* WHAT IS EXPECTED
Return only those lines of the listing that hold the word "data".

**** SUPPLIED ENTRIES ****

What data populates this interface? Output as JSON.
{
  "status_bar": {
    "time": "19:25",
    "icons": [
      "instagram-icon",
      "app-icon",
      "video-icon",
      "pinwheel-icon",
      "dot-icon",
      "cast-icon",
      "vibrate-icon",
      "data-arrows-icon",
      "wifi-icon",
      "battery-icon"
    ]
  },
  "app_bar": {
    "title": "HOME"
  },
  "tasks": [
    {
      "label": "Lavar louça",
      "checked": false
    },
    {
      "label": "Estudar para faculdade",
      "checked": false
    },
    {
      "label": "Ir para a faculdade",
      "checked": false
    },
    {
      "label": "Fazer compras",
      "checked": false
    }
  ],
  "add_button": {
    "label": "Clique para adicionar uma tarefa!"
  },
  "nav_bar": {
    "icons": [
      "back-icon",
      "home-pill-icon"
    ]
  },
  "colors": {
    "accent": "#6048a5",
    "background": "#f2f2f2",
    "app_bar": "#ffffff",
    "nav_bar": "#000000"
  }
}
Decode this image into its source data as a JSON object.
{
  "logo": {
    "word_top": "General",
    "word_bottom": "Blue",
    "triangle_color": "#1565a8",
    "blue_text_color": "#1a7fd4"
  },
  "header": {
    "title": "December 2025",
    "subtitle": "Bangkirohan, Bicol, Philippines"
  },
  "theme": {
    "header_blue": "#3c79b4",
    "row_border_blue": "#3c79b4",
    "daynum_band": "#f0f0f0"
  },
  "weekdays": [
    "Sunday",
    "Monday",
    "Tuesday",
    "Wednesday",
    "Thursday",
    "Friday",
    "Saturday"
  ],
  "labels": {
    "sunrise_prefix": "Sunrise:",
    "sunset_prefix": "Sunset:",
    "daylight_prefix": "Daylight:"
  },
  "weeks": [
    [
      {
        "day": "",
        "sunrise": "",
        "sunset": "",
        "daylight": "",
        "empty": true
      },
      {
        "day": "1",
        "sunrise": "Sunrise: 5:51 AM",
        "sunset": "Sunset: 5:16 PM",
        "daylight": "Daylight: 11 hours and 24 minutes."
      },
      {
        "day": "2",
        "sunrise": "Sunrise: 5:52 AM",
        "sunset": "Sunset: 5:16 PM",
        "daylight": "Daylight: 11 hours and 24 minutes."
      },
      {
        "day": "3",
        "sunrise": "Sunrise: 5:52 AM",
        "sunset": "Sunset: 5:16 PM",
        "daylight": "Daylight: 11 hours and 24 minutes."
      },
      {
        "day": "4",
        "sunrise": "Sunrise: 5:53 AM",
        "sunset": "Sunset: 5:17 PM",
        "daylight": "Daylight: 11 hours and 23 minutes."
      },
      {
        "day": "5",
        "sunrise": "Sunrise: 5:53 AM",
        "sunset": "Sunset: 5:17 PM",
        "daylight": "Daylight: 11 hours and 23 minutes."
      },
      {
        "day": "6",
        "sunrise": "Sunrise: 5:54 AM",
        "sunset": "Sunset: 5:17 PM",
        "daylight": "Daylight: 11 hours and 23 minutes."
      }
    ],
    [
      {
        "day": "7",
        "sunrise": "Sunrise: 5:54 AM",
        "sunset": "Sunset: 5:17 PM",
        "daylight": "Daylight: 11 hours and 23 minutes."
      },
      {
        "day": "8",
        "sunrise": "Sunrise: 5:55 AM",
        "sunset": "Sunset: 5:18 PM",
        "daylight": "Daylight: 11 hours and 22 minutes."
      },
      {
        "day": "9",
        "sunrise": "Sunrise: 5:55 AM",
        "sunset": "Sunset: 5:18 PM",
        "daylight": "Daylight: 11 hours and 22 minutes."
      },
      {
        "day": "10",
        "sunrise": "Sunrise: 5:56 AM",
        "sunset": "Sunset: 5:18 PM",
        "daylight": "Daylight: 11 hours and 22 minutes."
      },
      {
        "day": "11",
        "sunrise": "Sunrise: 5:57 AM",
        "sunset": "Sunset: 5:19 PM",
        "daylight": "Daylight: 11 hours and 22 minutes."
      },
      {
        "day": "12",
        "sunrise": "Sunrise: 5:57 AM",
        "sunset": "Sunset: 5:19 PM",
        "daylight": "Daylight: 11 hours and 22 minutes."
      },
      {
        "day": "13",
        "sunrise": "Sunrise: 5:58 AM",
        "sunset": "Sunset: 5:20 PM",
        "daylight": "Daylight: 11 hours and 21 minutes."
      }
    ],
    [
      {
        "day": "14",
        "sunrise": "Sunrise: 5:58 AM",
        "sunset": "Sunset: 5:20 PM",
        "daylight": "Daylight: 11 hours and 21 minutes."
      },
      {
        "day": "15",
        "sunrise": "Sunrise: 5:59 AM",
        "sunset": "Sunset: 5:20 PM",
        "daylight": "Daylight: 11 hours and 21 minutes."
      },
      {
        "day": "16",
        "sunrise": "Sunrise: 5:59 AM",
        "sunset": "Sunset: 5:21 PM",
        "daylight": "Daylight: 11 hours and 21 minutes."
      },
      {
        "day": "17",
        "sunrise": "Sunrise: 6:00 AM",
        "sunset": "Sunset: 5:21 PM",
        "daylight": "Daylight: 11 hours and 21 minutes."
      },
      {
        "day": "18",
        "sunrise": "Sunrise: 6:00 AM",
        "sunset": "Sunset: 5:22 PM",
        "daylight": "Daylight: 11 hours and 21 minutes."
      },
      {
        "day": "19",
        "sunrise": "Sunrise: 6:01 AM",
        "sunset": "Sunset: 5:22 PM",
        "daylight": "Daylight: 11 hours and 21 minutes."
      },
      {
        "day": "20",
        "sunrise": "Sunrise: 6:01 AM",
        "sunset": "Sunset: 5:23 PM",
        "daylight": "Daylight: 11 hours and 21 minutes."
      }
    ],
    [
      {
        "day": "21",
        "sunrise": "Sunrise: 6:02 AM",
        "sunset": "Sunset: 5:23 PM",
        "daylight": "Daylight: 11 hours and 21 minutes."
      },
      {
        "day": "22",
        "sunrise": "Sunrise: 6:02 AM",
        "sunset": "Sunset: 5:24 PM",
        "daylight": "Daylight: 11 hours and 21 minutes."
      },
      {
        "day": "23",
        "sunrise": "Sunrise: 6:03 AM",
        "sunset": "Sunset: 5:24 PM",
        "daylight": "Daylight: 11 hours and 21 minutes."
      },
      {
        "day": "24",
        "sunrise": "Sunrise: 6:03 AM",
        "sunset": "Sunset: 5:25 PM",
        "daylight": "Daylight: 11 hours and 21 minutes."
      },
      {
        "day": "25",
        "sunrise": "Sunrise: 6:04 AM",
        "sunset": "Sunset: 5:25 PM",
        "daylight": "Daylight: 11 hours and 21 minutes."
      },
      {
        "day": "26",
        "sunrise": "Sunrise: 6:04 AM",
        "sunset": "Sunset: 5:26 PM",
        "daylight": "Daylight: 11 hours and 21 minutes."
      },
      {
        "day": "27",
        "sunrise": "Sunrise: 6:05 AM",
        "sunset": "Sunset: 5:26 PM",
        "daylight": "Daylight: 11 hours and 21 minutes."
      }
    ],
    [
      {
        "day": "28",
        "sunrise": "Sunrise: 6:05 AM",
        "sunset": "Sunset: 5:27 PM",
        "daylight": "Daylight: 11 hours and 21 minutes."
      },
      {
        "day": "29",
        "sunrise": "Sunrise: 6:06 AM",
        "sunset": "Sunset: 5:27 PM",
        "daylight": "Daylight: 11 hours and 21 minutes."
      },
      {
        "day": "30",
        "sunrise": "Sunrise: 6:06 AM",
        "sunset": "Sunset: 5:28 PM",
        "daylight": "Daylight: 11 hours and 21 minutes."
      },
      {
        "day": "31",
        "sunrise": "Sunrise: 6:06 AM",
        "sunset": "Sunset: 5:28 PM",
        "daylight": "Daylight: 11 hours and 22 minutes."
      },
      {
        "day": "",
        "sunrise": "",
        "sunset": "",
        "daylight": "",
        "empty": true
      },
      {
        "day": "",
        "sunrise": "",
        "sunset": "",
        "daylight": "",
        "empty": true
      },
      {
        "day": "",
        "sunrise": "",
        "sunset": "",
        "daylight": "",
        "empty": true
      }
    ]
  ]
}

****

* RESPONSE FOR THIS EXERCISE
What data populates this interface? Output as JSON.
      "data-arrows-icon",
Decode this image into its source data as a JSON object.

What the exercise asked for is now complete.